Still, a number of prominent liberal figures have signed on to work with her. They include economist Sergei Aleksashenko, former Boris Yeltsin electoral advisor Igor Malashenko, and Vitaly Shkliarov — who helped engineer the victory of 267 candidates affiliated with opposition politician Dmitry Gudkov in local elections several months ago.
Shkliarov, who made a name for himself campaigning in the United States for Barack Obama and Bernie Sanders, vehemently denies that Sobchak’s campaign is linked to the Kremlin. Even if the cards are stacked against any candidate opposing Putin, Shkliarov said, “This doesn’t mean that we can’t still try to win the elections.”
Irina Khakamada, who was the first woman to run for president, in 2004, says the opposition might be overly obsessed with whether Sobchak is playing the Kremlin’s game. “We are schizophrenic about ties to Kremlin,” she says, “but we truly don’t know.”
In any case, Khakamada believes Sobchak’s candidacy is a good thing. “Elections have long turned into a farce,” she said. “The more interesting they become, the better. After all, Ksenia will be talking about real issues.”
While Sobchak certainly has the pundits to convince, she may have to worry about the public more — she recently topped a poll of Russia's least trusted public figures.
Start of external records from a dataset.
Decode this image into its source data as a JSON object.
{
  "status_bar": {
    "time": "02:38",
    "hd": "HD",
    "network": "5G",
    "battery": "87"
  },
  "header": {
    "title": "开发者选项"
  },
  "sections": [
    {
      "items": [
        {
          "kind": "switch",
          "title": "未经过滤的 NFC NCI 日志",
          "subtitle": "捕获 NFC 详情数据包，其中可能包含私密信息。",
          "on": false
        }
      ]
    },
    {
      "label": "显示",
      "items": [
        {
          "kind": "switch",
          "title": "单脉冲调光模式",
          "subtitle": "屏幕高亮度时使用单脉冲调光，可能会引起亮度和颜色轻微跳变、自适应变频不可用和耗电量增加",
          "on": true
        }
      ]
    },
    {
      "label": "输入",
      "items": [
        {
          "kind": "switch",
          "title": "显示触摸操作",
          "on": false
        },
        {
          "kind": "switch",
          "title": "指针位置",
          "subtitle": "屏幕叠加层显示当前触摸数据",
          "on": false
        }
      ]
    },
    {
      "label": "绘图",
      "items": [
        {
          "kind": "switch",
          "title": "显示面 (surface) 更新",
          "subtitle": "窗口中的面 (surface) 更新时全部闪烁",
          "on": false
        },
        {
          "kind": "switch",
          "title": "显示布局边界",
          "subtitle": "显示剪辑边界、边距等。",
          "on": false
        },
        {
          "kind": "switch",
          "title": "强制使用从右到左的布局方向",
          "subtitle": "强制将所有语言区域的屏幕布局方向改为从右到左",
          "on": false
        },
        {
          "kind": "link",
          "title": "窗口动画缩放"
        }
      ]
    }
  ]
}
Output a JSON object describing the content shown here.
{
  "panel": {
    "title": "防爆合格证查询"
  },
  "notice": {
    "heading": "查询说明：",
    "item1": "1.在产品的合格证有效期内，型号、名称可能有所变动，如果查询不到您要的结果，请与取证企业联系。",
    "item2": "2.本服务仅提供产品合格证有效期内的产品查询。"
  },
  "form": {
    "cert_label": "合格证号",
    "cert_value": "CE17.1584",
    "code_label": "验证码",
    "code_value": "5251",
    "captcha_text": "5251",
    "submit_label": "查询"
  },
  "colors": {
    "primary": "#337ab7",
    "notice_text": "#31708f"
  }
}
Still, she is among the most recognizable personas in Russia — one that can put on a show.
"You can laugh at me,” Sobchak said at this week’s press conference, “but I understand show business."
And, she added, “I know how to be loud.”